What You Need to Know
- Executives at another health insurer say COVID-19 care costs peaked in August.
- Reduced use of regular care because of the surge in COVID-19 cases helped hold down overall spending.
- Federal efforts to change the individual major medical enrollment calendar had a noticeable effect on enrollee health risk.
The summer COVID-19 surge may have hit working-age people harder than Medicare or Medicaid enrollees, partly because working-age people were less likely to be vaccinated against the virus that causes the disease.
Joseph Zubretsky, CEO of Molina Healthcare, talked about that observation Thursday on a conference call the company held to go over earnings for the third quarter with securities analysts.
The Surge Quarter
The third quarter began July 1 and ended Sept. 30.
Molina manages health coverage for about 4 million people with Medicaid coverage, 138,000 people with Medicare coverage and 719,000 people get individual commercial major medical coverage from the Affordable Care Act health insurance exchange program.
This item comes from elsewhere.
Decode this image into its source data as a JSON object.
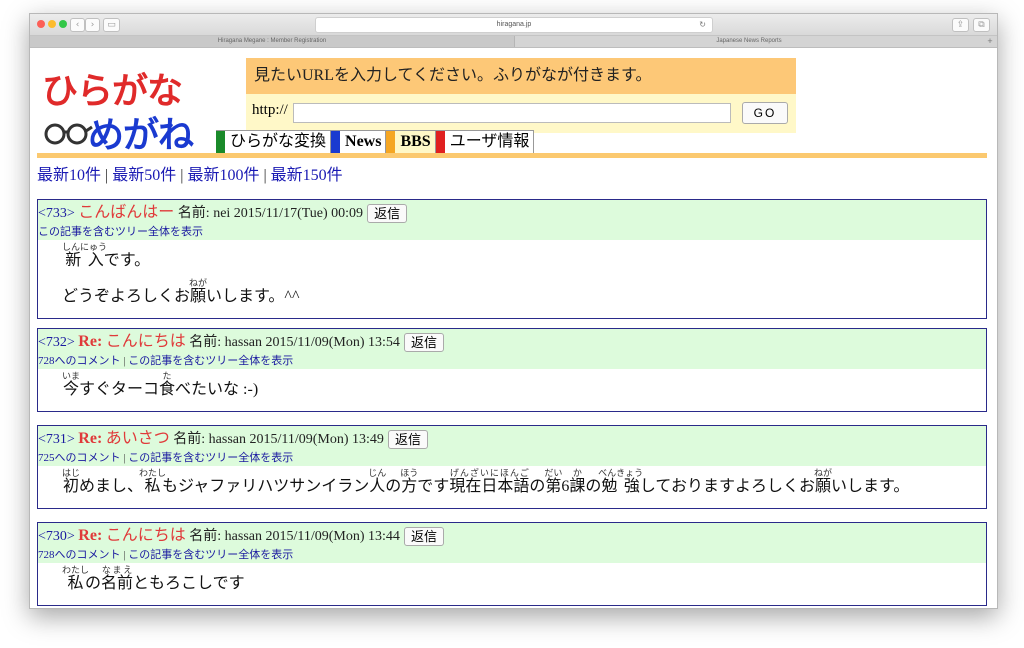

Even many of the ACA plan enrollees are low-income, but they are in households with income above the federal poverty level.
In the third quarter, the COVID-19 surge was the one factor that pushed the ratio of medical costs to revenue up to 91.3% for exchange plan enrollees, up from 81.6% in the third quarter of 2020.
The ratio increased to 89.6%, from 86.4%, for Medicaid enrollees, and to 86.8%, from 82.4%, for Medicare enrollees.
The impact of the surge was bigger for exchange plan enrollees, partly because Molina has many exchange plan enrollees in California, Florida, Texas and Washington state, where the COVID-19 delta variant hit hard, Zubretsky said.
But the surge hit exchange plan enrollees harder because exchange plan enrollees tend to be younger, he added.
The cost of caring for a younger person who has COVID-19 tends to be a bit lower than the cost for an older person, “but the infection rate is high, and the younger population tends to be unvaccinated,” Zubretsky said.
Zubretsky noted that COVID-19 surges tend to crowd out spending on ordinary care, and that drops on spending on ordinary care tend to offset increases in COVID-19 treatment costs.
Drew Asher, the chief financial office at Centene, a Molina competitor, said Centene saw a spike in demand for COVID-19 treatment in August, and that the peak was higher than during the severe January surge.
But claims fell in September and are still falling this month, Asher said.
At Centene, he said, the effects of the surge were tougher on the ACA exchange plan business than on the company’s Medicare Advantage plan business, “because of the high vaccination rate of seniors.”
The Enrollment Calendar
Zubretsky and executives from Centene also talked about the effects of changes in individual major medical insurance rules on the health risk level of new individual major medical insureds.
In recent years, states have handled the ACA ban on medical underwriting in the individual market by making it easy for individuals to buy health coverage during the limited “open enrollment period” that began around Nov. 1 and ended around Dec. 15 in most states.